Wild elephants often enter human habitation in search of food and in many cases the jumbos damaged the crops.

On several occasions, it has been witnessed that people challenge the rampaging elephants with bow and arrows in order to drive them back.

On different occasions, elephants have also trampled several persons to death and it has become pertinent to resolve these conflicts.

The Assam Forest Department data shows that a total of 245 persons and 146 elephants were killed between 2001 and 2014 in several incidents of man-elephant conflicts on Assam-Bhutan border.

According to the Forest Survey of India, Assam lost 65 per cent of its low and semi-evergreen forests since 1972.

In Meghalaya, forest covers declined from 33.1 per cent in 1980-1982 to 18 per cent in 1995.

Overall, different northeastern states lost 1802 sq km of elephant habitat areas between 1991 and 1999.

On November 1, 2019, two wild female elephants were found dead in a paddy field at Sessa Nagaon village in Madhupur area in Dibrugarh district.

According to reports, the carcasses of the elephants were found by some villagers in early morning hours.

The pachyderms were found dead at a distance of about 100 metres from each other.

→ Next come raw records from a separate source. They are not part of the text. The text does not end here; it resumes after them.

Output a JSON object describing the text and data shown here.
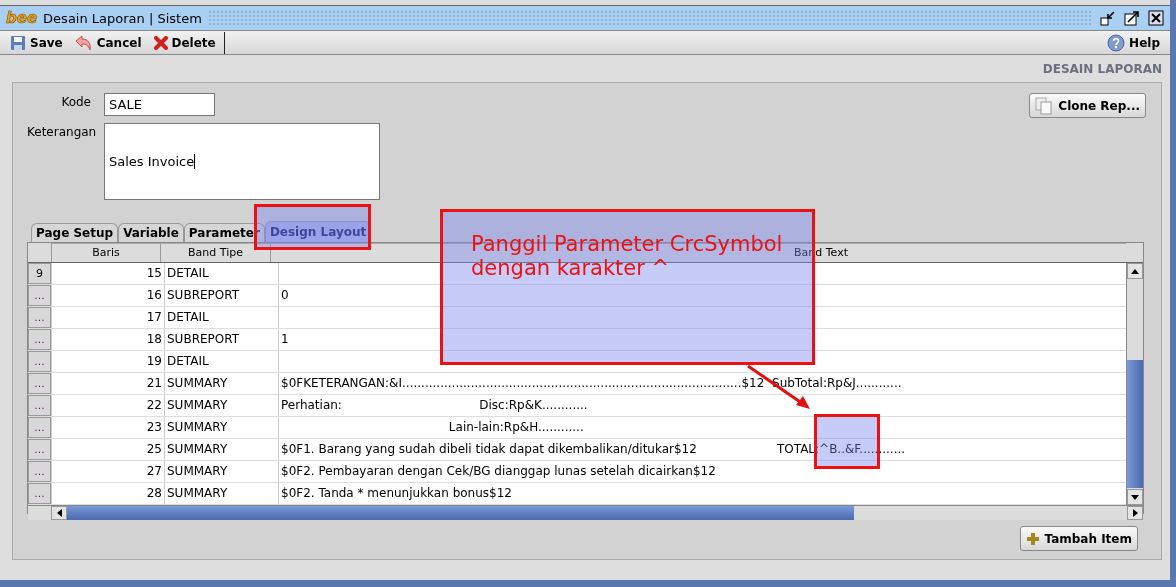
{
  "window": {
    "logo": "bee",
    "title": "Desain Laporan | Sistem"
  },
  "toolbar": [
    {
      "label": "Save",
      "kind": "save"
    },
    {
      "label": "Cancel",
      "kind": "cancel"
    },
    {
      "label": "Delete",
      "kind": "delete"
    }
  ],
  "help": "Help",
  "page_title": "DESAIN LAPORAN",
  "form": {
    "kode_label": "Kode",
    "kode_value": "SALE",
    "keterangan_label": "Keterangan",
    "keterangan_value": "Sales Invoice"
  },
  "clone_button": "Clone Rep...",
  "tabs": [
    {
      "label": "Page Setup",
      "selected": false
    },
    {
      "label": "Variable",
      "selected": false
    },
    {
      "label": "Parameter",
      "selected": false
    },
    {
      "label": "Design Layout",
      "selected": true
    }
  ],
  "table": {
    "columns": [
      "Baris",
      "Band Tipe",
      "Band Text"
    ],
    "rows": [
      {
        "row_header": "9",
        "baris": "15",
        "band_tipe": "DETAIL",
        "band_text": ""
      },
      {
        "row_header": "...",
        "baris": "16",
        "band_tipe": "SUBREPORT",
        "band_text": "0"
      },
      {
        "row_header": "...",
        "baris": "17",
        "band_tipe": "DETAIL",
        "band_text": ""
      },
      {
        "row_header": "...",
        "baris": "18",
        "band_tipe": "SUBREPORT",
        "band_text": "1"
      },
      {
        "row_header": "...",
        "baris": "19",
        "band_tipe": "DETAIL",
        "band_text": ""
      },
      {
        "row_header": "...",
        "baris": "21",
        "band_tipe": "SUMMARY",
        "band_text": "$0FKETERANGAN:&I.........................................................................................$12  SubTotal:Rp&J............"
      },
      {
        "row_header": "...",
        "baris": "22",
        "band_tipe": "SUMMARY",
        "band_text": "Perhatian:                                    Disc:Rp&K............"
      },
      {
        "row_header": "...",
        "baris": "23",
        "band_tipe": "SUMMARY",
        "band_text": "                                            Lain-lain:Rp&H............"
      },
      {
        "row_header": "...",
        "baris": "25",
        "band_tipe": "SUMMARY",
        "band_text": "$0F1. Barang yang sudah dibeli tidak dapat dikembalikan/ditukar$12                     TOTAL:^B..&F............"
      },
      {
        "row_header": "...",
        "baris": "27",
        "band_tipe": "SUMMARY",
        "band_text": "$0F2. Pembayaran dengan Cek/BG dianggap lunas setelah dicairkan$12"
      },
      {
        "row_header": "...",
        "baris": "28",
        "band_tipe": "SUMMARY",
        "band_text": "$0F2. Tanda * menunjukkan bonus$12"
      }
    ]
  },
  "add_button": "Tambah Item",
  "annotation": {
    "callout": "Panggil Parameter CrcSymbol dengan karakter ^"
  }
}
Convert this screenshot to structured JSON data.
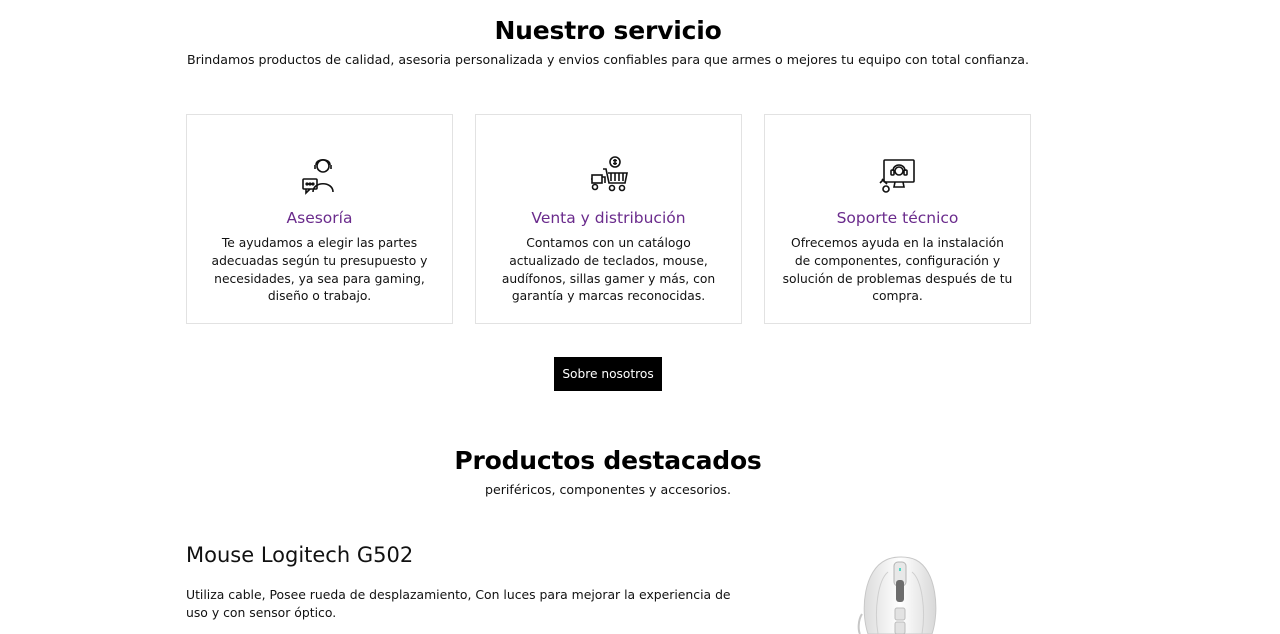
{
  "service": {
    "title": "Nuestro servicio",
    "subtitle": "Brindamos productos de calidad, asesoria personalizada y envios confiables para que armes o mejores tu equipo con total confianza.",
    "cards": [
      {
        "icon": "support-agent-icon",
        "title": "Asesoría",
        "text": "Te ayudamos a elegir las partes adecuadas según tu presupuesto y necesidades, ya sea para gaming, diseño o trabajo."
      },
      {
        "icon": "delivery-cart-icon",
        "title": "Venta y distribución",
        "text": "Contamos con un catálogo actualizado de teclados, mouse, audífonos, sillas gamer y más, con garantía y marcas reconocidas."
      },
      {
        "icon": "tech-support-icon",
        "title": "Soporte técnico",
        "text": "Ofrecemos ayuda en la instalación de componentes, configuración y solución de problemas después de tu compra."
      }
    ],
    "button_label": "Sobre nosotros"
  },
  "featured": {
    "title": "Productos destacados",
    "subtitle": "periféricos, componentes y accesorios.",
    "product": {
      "name": "Mouse Logitech G502",
      "description": "Utiliza cable, Posee rueda de desplazamiento, Con luces para mejorar la experiencia de uso y con sensor óptico.",
      "image": "white-gaming-mouse-image"
    }
  },
  "colors": {
    "accent": "#6a2b8c",
    "button_bg": "#000000"
  }
}
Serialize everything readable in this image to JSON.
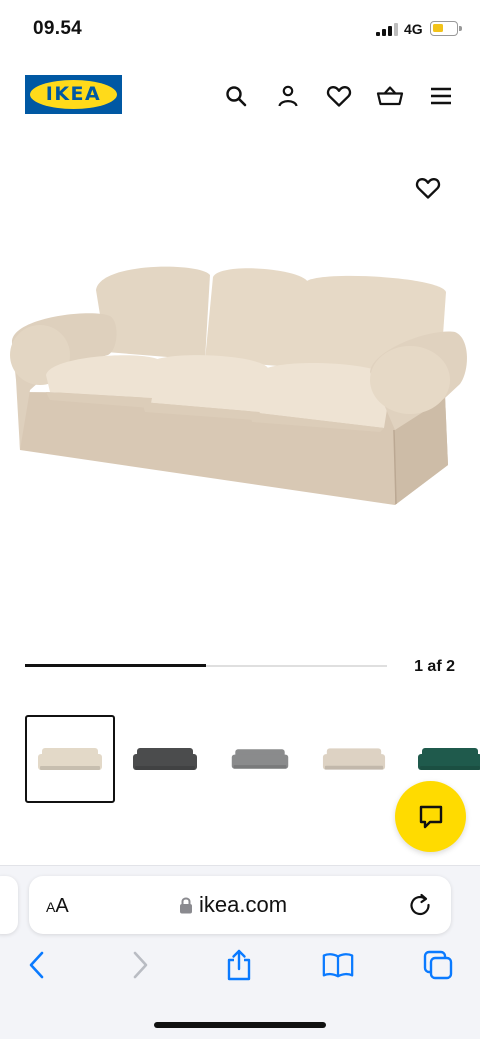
{
  "status_bar": {
    "time": "09.54",
    "network": "4G",
    "battery_level": 0.45,
    "battery_color": "#f2c31a"
  },
  "header": {
    "logo_text": "IKEA",
    "brand_blue": "#0058a3",
    "brand_yellow": "#ffda1a",
    "icons": [
      "search-icon",
      "account-icon",
      "heart-icon",
      "basket-icon",
      "menu-icon"
    ]
  },
  "gallery": {
    "main_image": "sofa-beige",
    "favorite_icon": "heart-icon",
    "pager_label": "1 af 2",
    "pager_progress": 0.5
  },
  "thumbnails": [
    {
      "color_name": "beige",
      "color": "#e3d9c8",
      "selected": true
    },
    {
      "color_name": "dark-grey",
      "color": "#4b4c4d",
      "selected": false
    },
    {
      "color_name": "grey",
      "color": "#8a8b8c",
      "selected": false
    },
    {
      "color_name": "beige-alt",
      "color": "#ddd2c3",
      "selected": false
    },
    {
      "color_name": "dark-green",
      "color": "#1f5a4c",
      "selected": false
    }
  ],
  "chat": {
    "icon": "chat-icon",
    "color": "#ffdb00"
  },
  "browser": {
    "aa_label_small": "A",
    "aa_label_large": "A",
    "url": "ikea.com",
    "accent": "#0a7aff",
    "toolbar_icons": [
      "back-icon",
      "forward-icon",
      "share-icon",
      "bookmarks-icon",
      "tabs-icon"
    ]
  }
}
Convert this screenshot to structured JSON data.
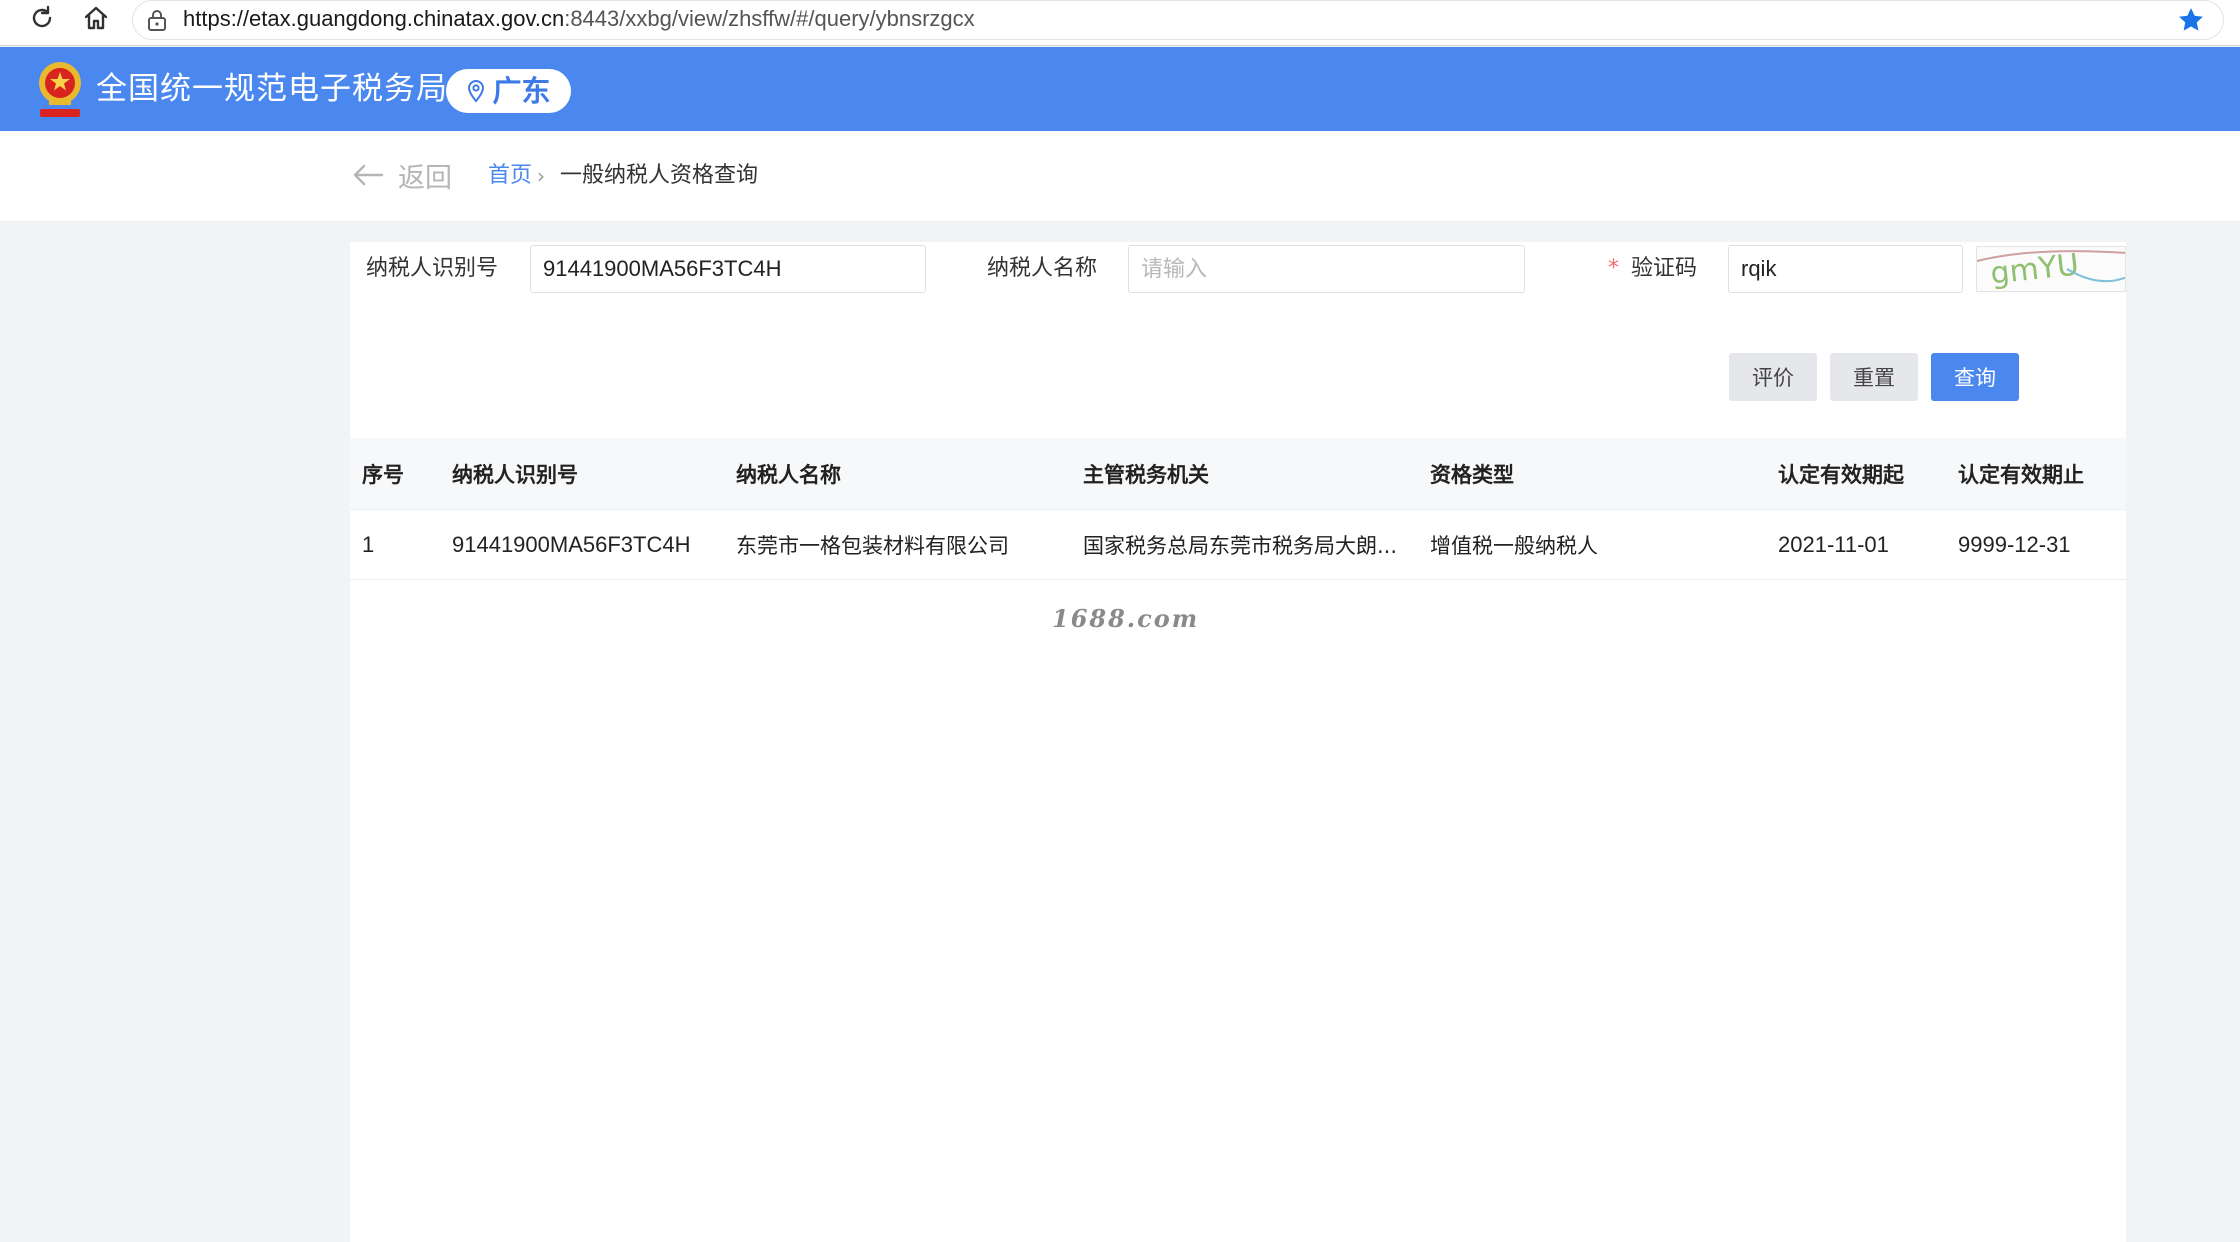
{
  "browser": {
    "url_host": "https://etax.guangdong.chinatax.gov.cn",
    "url_rest": ":8443/xxbg/view/zhsffw/#/query/ybnsrzgcx"
  },
  "header": {
    "title": "全国统一规范电子税务局",
    "region": "广东",
    "accent_color": "#4a88ef"
  },
  "breadcrumb": {
    "back": "返回",
    "home": "首页",
    "separator": "›",
    "current": "一般纳税人资格查询"
  },
  "form": {
    "taxpayer_id_label": "纳税人识别号",
    "taxpayer_id_value": "91441900MA56F3TC4H",
    "taxpayer_name_label": "纳税人名称",
    "taxpayer_name_placeholder": "请输入",
    "captcha_required_mark": "*",
    "captcha_label": "验证码",
    "captcha_value": "rqik",
    "captcha_image_text": "gmYU"
  },
  "buttons": {
    "evaluate": "评价",
    "reset": "重置",
    "query": "查询"
  },
  "table": {
    "columns": [
      "序号",
      "纳税人识别号",
      "纳税人名称",
      "主管税务机关",
      "资格类型",
      "认定有效期起",
      "认定有效期止"
    ],
    "rows": [
      {
        "index": "1",
        "taxpayer_id": "91441900MA56F3TC4H",
        "taxpayer_name": "东莞市一格包装材料有限公司",
        "tax_authority": "国家税务总局东莞市税务局大朗...",
        "qualification_type": "增值税一般纳税人",
        "valid_from": "2021-11-01",
        "valid_to": "9999-12-31"
      }
    ]
  },
  "watermark": "1688.com"
}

Since neither of the dead jumbos bore any injury marks it is suspected that they might have died of electrocution.

In the last five years, many elephants were found dead at Madhupur area of Dibrugarh.

The forest department also failed many FIR’s but so far no one has been arrested.

Forest officials and a team of veterinary doctors rushed to the site after being informed by locals about the incident.

Vital body parts were taken from the dead elephants for autopsy.

It is suspected that the wild elephants may have come in touch with live wires that are laid by farmers around their paddy fields to stop the elephants from rampaging the crops.

The dead elephants belonged to a wild herd of around 35-40 pachyderms from the nearby Dehing-Medela reserve forest which has been causing havoc in the area by raiding paddy fields and granaries.

Avik Chakraborty

Avik Chakraborty is Northeast Now Correspondent in Dibrugarh. He can be reached at: